In 1999 Jim was invited as visiting professor at Curtin University of Technology, Perth Australia. It is the largest university in Western Australia, with an enrollment of 24,000 students and 200 doctoral students in science education. In collaboration with the director of the Science and Mathematics Education Centre, Jim investigated how middle-school students’ perception of the classroom environment impacts upon their learning.

During his 38 years of teaching at Miami, Jim served for many years as chief adviser for the physics department, and premedical adviser for the College. Jim was an avid runner, enjoyed travel and sports, and judged the Cincinnati International Wine Festival for 16 years. He cherished the many longtime friendships he developed while living in Oxford. He was a member of Faith Lutheran Church of Oxford and the Miami Men’s Club. Special to Jim were his friendships fostered at Miami as a member of Delta Upsilon, Phi Beta Kappa, Sigma Xi, and NROTC.
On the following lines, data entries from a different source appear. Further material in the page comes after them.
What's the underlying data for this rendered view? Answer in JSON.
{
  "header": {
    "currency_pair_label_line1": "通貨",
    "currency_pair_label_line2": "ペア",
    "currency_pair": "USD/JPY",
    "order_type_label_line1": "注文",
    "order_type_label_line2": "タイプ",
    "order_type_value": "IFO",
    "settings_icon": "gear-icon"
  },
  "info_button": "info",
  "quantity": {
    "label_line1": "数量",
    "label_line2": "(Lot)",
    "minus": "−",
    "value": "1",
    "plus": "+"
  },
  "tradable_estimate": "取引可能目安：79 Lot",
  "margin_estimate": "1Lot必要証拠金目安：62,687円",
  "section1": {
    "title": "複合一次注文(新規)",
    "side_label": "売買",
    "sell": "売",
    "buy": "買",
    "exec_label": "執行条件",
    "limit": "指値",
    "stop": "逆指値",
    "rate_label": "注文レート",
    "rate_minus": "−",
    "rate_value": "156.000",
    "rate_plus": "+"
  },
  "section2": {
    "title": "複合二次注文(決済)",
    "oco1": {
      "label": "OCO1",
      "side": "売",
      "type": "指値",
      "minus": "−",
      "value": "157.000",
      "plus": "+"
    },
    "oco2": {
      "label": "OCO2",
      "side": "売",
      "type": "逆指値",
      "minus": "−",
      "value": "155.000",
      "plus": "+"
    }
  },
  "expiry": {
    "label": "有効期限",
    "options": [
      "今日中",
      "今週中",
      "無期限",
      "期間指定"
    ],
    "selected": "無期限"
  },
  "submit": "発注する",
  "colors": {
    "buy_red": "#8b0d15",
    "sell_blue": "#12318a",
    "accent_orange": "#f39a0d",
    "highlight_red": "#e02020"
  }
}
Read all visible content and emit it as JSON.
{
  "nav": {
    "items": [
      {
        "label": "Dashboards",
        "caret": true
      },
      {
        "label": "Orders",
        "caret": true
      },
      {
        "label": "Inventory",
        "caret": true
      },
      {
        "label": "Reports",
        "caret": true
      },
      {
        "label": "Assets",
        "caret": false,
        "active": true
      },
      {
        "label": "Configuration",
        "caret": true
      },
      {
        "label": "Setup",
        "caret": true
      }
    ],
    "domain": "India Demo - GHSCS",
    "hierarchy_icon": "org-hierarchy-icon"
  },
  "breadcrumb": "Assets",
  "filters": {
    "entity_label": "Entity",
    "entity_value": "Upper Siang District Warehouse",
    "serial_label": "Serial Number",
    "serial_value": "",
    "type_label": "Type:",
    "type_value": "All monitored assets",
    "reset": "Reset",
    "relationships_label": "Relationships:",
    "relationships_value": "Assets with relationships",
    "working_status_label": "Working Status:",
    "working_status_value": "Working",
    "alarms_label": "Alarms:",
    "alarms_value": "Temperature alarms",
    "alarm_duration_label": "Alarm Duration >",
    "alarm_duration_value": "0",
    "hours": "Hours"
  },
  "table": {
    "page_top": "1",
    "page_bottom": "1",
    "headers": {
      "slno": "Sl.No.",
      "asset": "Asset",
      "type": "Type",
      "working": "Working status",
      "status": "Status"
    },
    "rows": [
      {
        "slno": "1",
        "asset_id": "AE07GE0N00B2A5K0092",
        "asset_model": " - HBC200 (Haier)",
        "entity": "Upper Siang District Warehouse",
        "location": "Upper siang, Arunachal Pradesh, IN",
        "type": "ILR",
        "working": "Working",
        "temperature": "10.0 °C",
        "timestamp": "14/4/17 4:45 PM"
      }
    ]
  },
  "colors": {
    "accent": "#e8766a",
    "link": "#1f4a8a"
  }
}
What Jim loved most was spending time with his family, especially on the Outer Banks of North Carolina. He was forever devoted to his family, showing unconditional love and leading by example. He will be missed by his wife, Alice, with whom he shared his life and loved for 51 years, as well as three children: Michael (Karen) Poth, Betsy (Sam) Stewart, Amy Poth, and seven grandchildren, who were adored by their Pap.

We all miss him.

Respectfully submitted by Glenn M. Julian, T. William Houk, Jane Butler Kahle, Beverley A. P. Taylor, Gene E. Willeke.